The calls for a lifetime ban for A-Rod, though? I’m not seeing the reasoning behind them.
Restoring the game’s purity
People who want to take the game back to “the way it was” need to spell out exactly what they’re talking about, because I don’t have any idea what exactly they’re talking about.
Before the so-called “Steroids Era” of the ’90s and 2000s, there were the cocaine years of the ’80s. Go back a decade or two, and you had greenies, amphetamines that even Hank Aaron has admitted taking. Before that, Hall of Famers were showing up to games drunk, and many probably were experimenting with the crude precursors to the PEDs of today.
Head back to the 1930s and ’40s, and you still had a significant portion of the population that was unwelcome in the majors because of skin color. Earlier than that, Babe Ruth was creating the guidebook upon which future carousers would model their behavior. And in the early 1900s and late 1800s, some players were more than willing to give something less than their best if it meant a healthy payout from gamblers.

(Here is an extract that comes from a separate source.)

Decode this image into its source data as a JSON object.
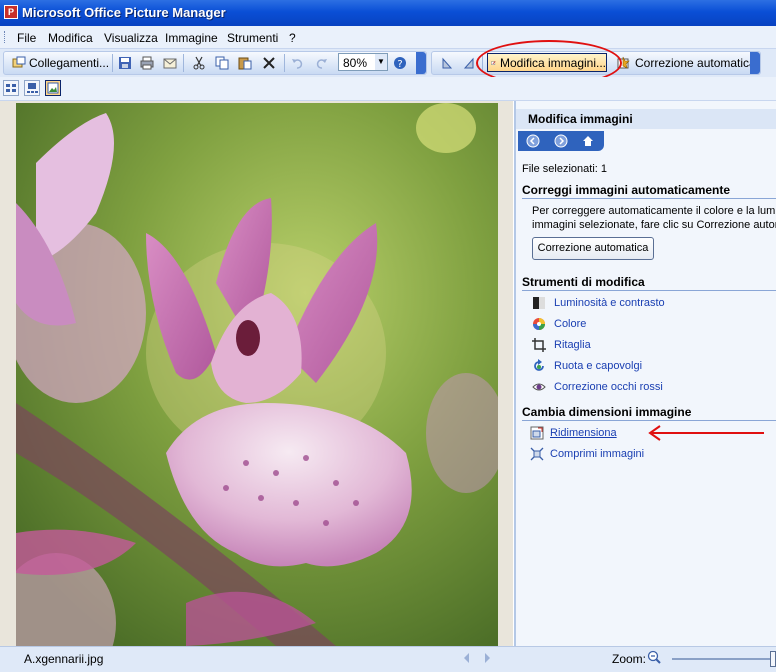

There is no truly pure era in professional baseball. When you put a price tag on success, you can’t help but open things up to all sorts of shady behavior. Money drives many people to do immoral, unethical things, and baseball has been paying its players for 150 years. And if it’s not monetary motivation, well, vanity leads to similar actions, and people have been vain as long as there have been people.
Simply put, a “pure era” of professional baseball is a false target that cannot be hit.
Strip ’em of their awards and records
Matt Kemp isn’t alone in thinking Braun’s 2011 National League Most Valuable Player award should be taken away from him, though given his second-place finish in the voting, Kemp is anything but unbiased. The problem is, what do you do with the award? Give it to the second-place finisher? Well, what if Kemp’s name shows up some day in a PED investigation? Re-vote? Not at all practical. Vacate the award? Maybe …
The same thought process applies to records such as Bonds’ single-season and career home run tallies. Chris Davis said a few weeks ago that he considers Roger Maris‘ 61 as the single-single longball mark to beat. Sure, as the American League record, he’s correct. But the major league mark? Sorry, that’s 73.
The numbers are concrete. Context, as touched up earlier, is crucial. The various influences of each era—and expansion is one I’ve not mentioned until now—will change what is and isn’t an impressive performance. We’re all free to view each accomplishment as we see fit, but the numbers themselves are incorrigible.
That’s my list of issues—for now. I’m sure there will be others that bug you, so share them in the comments. Maybe there will be enough for a follow-up column.
And I’m sure some of you disagree with my stance on some of these issues. Fire away. I enjoy the discourse. My one request is to keep it civil. It’s good to know our readers maintain a level of discourse that often isn’t present at some other sites.